INFORMATION SUPPLIED START

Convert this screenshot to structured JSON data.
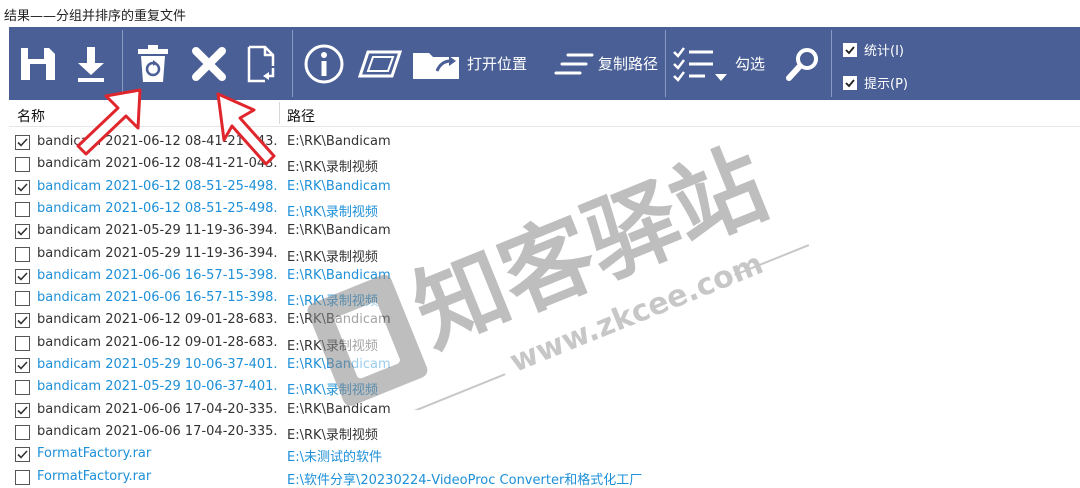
{
  "window": {
    "title": "结果——分组并排序的重复文件"
  },
  "toolbar": {
    "open_location_label": "打开位置",
    "copy_path_label": "复制路径",
    "check_label": "勾选",
    "stats_label": "统计(I)",
    "tips_label": "提示(P)"
  },
  "icons": {
    "save": "save-icon",
    "download": "download-icon",
    "recycle": "recycle-bin-icon",
    "delete": "delete-x-icon",
    "move": "move-file-icon",
    "info": "info-icon",
    "rename": "rename-icon",
    "open_location": "open-location-icon",
    "copy_path": "copy-path-icon",
    "check": "checklist-icon",
    "search": "search-icon"
  },
  "list": {
    "columns": [
      "名称",
      "路径"
    ],
    "rows": [
      {
        "name": "bandicam 2021-06-12 08-41-21-043....",
        "path": "E:\\RK\\Bandicam",
        "checked": true,
        "hl": false
      },
      {
        "name": "bandicam 2021-06-12 08-41-21-043....",
        "path": "E:\\RK\\录制视频",
        "checked": false,
        "hl": false
      },
      {
        "name": "bandicam 2021-06-12 08-51-25-498....",
        "path": "E:\\RK\\Bandicam",
        "checked": true,
        "hl": true
      },
      {
        "name": "bandicam 2021-06-12 08-51-25-498....",
        "path": "E:\\RK\\录制视频",
        "checked": false,
        "hl": true
      },
      {
        "name": "bandicam 2021-05-29 11-19-36-394....",
        "path": "E:\\RK\\Bandicam",
        "checked": true,
        "hl": false
      },
      {
        "name": "bandicam 2021-05-29 11-19-36-394....",
        "path": "E:\\RK\\录制视频",
        "checked": false,
        "hl": false
      },
      {
        "name": "bandicam 2021-06-06 16-57-15-398....",
        "path": "E:\\RK\\Bandicam",
        "checked": true,
        "hl": true
      },
      {
        "name": "bandicam 2021-06-06 16-57-15-398....",
        "path": "E:\\RK\\录制视频",
        "checked": false,
        "hl": true
      },
      {
        "name": "bandicam 2021-06-12 09-01-28-683....",
        "path": "E:\\RK\\Bandicam",
        "checked": true,
        "hl": false
      },
      {
        "name": "bandicam 2021-06-12 09-01-28-683....",
        "path": "E:\\RK\\录制视频",
        "checked": false,
        "hl": false
      },
      {
        "name": "bandicam 2021-05-29 10-06-37-401....",
        "path": "E:\\RK\\Bandicam",
        "checked": true,
        "hl": true
      },
      {
        "name": "bandicam 2021-05-29 10-06-37-401....",
        "path": "E:\\RK\\录制视频",
        "checked": false,
        "hl": true
      },
      {
        "name": "bandicam 2021-06-06 17-04-20-335....",
        "path": "E:\\RK\\Bandicam",
        "checked": true,
        "hl": false
      },
      {
        "name": "bandicam 2021-06-06 17-04-20-335....",
        "path": "E:\\RK\\录制视频",
        "checked": false,
        "hl": false
      },
      {
        "name": "FormatFactory.rar",
        "path": "E:\\未测试的软件",
        "checked": true,
        "hl": true
      },
      {
        "name": "FormatFactory.rar",
        "path": "E:\\软件分享\\20230224-VideoProc Converter和格式化工厂",
        "checked": false,
        "hl": true
      }
    ]
  },
  "watermark": {
    "logo_text": "知客驿站",
    "url": "www.zkcee.com"
  },
  "colors": {
    "toolbar": "#4a5f95",
    "highlight": "#1e90d8",
    "arrow": "#e0262d"
  }
}
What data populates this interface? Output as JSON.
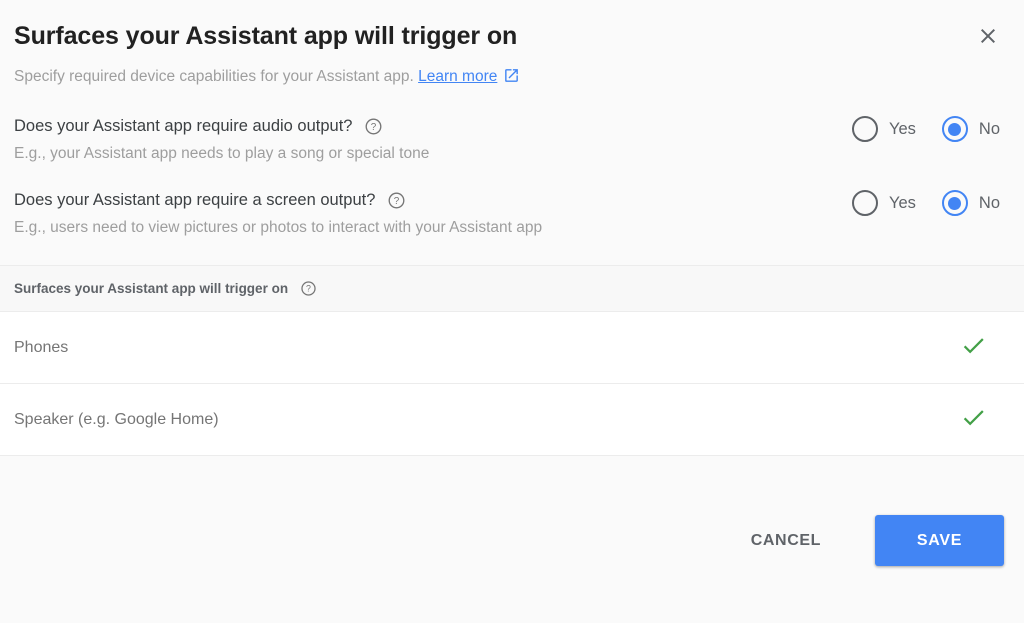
{
  "dialog": {
    "title": "Surfaces your Assistant app will trigger on",
    "close_icon": "close-icon",
    "subtitle_text": "Specify required device capabilities for your Assistant app.",
    "learn_more_label": "Learn more",
    "external_link_icon": "external-link-icon"
  },
  "questions": [
    {
      "label": "Does your Assistant app require audio output?",
      "help_icon": "help-icon",
      "description": "E.g., your Assistant app needs to play a song or special tone",
      "options": [
        {
          "label": "Yes",
          "selected": false
        },
        {
          "label": "No",
          "selected": true
        }
      ]
    },
    {
      "label": "Does your Assistant app require a screen output?",
      "help_icon": "help-icon",
      "description": "E.g., users need to view pictures or photos to interact with your Assistant app",
      "options": [
        {
          "label": "Yes",
          "selected": false
        },
        {
          "label": "No",
          "selected": true
        }
      ]
    }
  ],
  "surfaces": {
    "header_label": "Surfaces your Assistant app will trigger on",
    "header_help_icon": "help-icon",
    "rows": [
      {
        "label": "Phones",
        "status_icon": "check-icon",
        "enabled": true
      },
      {
        "label": "Speaker (e.g. Google Home)",
        "status_icon": "check-icon",
        "enabled": true
      }
    ]
  },
  "footer": {
    "cancel_label": "CANCEL",
    "save_label": "SAVE"
  },
  "colors": {
    "accent_blue": "#4285f4",
    "check_green": "#43a047",
    "title_text": "#212121",
    "muted_text": "#9e9e9e",
    "body_text": "#5f6368",
    "dialog_background": "#fafafa",
    "row_background": "#ffffff",
    "divider": "#ececec"
  }
}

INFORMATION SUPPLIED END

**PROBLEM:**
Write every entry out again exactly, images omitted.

**WRITTEN ANSWER:**
Convert this screenshot to structured JSON data.
{
  "window": {
    "title": "结果——分组并排序的重复文件"
  },
  "toolbar": {
    "open_location_label": "打开位置",
    "copy_path_label": "复制路径",
    "check_label": "勾选",
    "stats_label": "统计(I)",
    "tips_label": "提示(P)"
  },
  "icons": {
    "save": "save-icon",
    "download": "download-icon",
    "recycle": "recycle-bin-icon",
    "delete": "delete-x-icon",
    "move": "move-file-icon",
    "info": "info-icon",
    "rename": "rename-icon",
    "open_location": "open-location-icon",
    "copy_path": "copy-path-icon",
    "check": "checklist-icon",
    "search": "search-icon"
  },
  "list": {
    "columns": [
      "名称",
      "路径"
    ],
    "rows": [
      {
        "name": "bandicam 2021-06-12 08-41-21-043....",
        "path": "E:\\RK\\Bandicam",
        "checked": true,
        "hl": false
      },
      {
        "name": "bandicam 2021-06-12 08-41-21-043....",
        "path": "E:\\RK\\录制视频",
        "checked": false,
        "hl": false
      },
      {
        "name": "bandicam 2021-06-12 08-51-25-498....",
        "path": "E:\\RK\\Bandicam",
        "checked": true,
        "hl": true
      },
      {
        "name": "bandicam 2021-06-12 08-51-25-498....",
        "path": "E:\\RK\\录制视频",
        "checked": false,
        "hl": true
      },
      {
        "name": "bandicam 2021-05-29 11-19-36-394....",
        "path": "E:\\RK\\Bandicam",
        "checked": true,
        "hl": false
      },
      {
        "name": "bandicam 2021-05-29 11-19-36-394....",
        "path": "E:\\RK\\录制视频",
        "checked": false,
        "hl": false
      },
      {
        "name": "bandicam 2021-06-06 16-57-15-398....",
        "path": "E:\\RK\\Bandicam",
        "checked": true,
        "hl": true
      },
      {
        "name": "bandicam 2021-06-06 16-57-15-398....",
        "path": "E:\\RK\\录制视频",
        "checked": false,
        "hl": true
      },
      {
        "name": "bandicam 2021-06-12 09-01-28-683....",
        "path": "E:\\RK\\Bandicam",
        "checked": true,
        "hl": false
      },
      {
        "name": "bandicam 2021-06-12 09-01-28-683....",
        "path": "E:\\RK\\录制视频",
        "checked": false,
        "hl": false
      },
      {
        "name": "bandicam 2021-05-29 10-06-37-401....",
        "path": "E:\\RK\\Bandicam",
        "checked": true,
        "hl": true
      },
      {
        "name": "bandicam 2021-05-29 10-06-37-401....",
        "path": "E:\\RK\\录制视频",
        "checked": false,
        "hl": true
      },
      {
        "name": "bandicam 2021-06-06 17-04-20-335....",
        "path": "E:\\RK\\Bandicam",
        "checked": true,
        "hl": false
      },
      {
        "name": "bandicam 2021-06-06 17-04-20-335....",
        "path": "E:\\RK\\录制视频",
        "checked": false,
        "hl": false
      },
      {
        "name": "FormatFactory.rar",
        "path": "E:\\未测试的软件",
        "checked": true,
        "hl": true
      },
      {
        "name": "FormatFactory.rar",
        "path": "E:\\软件分享\\20230224-VideoProc Converter和格式化工厂",
        "checked": false,
        "hl": true
      }
    ]
  },
  "watermark": {
    "logo_text": "知客驿站",
    "url": "www.zkcee.com"
  },
  "colors": {
    "toolbar": "#4a5f95",
    "highlight": "#1e90d8",
    "arrow": "#e0262d"
  }
}
What data populates this interface? Output as JSON.
{
  "dialog": {
    "title": "Surfaces your Assistant app will trigger on",
    "close_icon": "close-icon",
    "subtitle_text": "Specify required device capabilities for your Assistant app.",
    "learn_more_label": "Learn more",
    "external_link_icon": "external-link-icon"
  },
  "questions": [
    {
      "label": "Does your Assistant app require audio output?",
      "help_icon": "help-icon",
      "description": "E.g., your Assistant app needs to play a song or special tone",
      "options": [
        {
          "label": "Yes",
          "selected": false
        },
        {
          "label": "No",
          "selected": true
        }
      ]
    },
    {
      "label": "Does your Assistant app require a screen output?",
      "help_icon": "help-icon",
      "description": "E.g., users need to view pictures or photos to interact with your Assistant app",
      "options": [
        {
          "label": "Yes",
          "selected": false
        },
        {
          "label": "No",
          "selected": true
        }
      ]
    }
  ],
  "surfaces": {
    "header_label": "Surfaces your Assistant app will trigger on",
    "header_help_icon": "help-icon",
    "rows": [
      {
        "label": "Phones",
        "status_icon": "check-icon",
        "enabled": true
      },
      {
        "label": "Speaker (e.g. Google Home)",
        "status_icon": "check-icon",
        "enabled": true
      }
    ]
  },
  "footer": {
    "cancel_label": "CANCEL",
    "save_label": "SAVE"
  },
  "colors": {
    "accent_blue": "#4285f4",
    "check_green": "#43a047",
    "title_text": "#212121",
    "muted_text": "#9e9e9e",
    "body_text": "#5f6368",
    "dialog_background": "#fafafa",
    "row_background": "#ffffff",
    "divider": "#ececec"
  }
}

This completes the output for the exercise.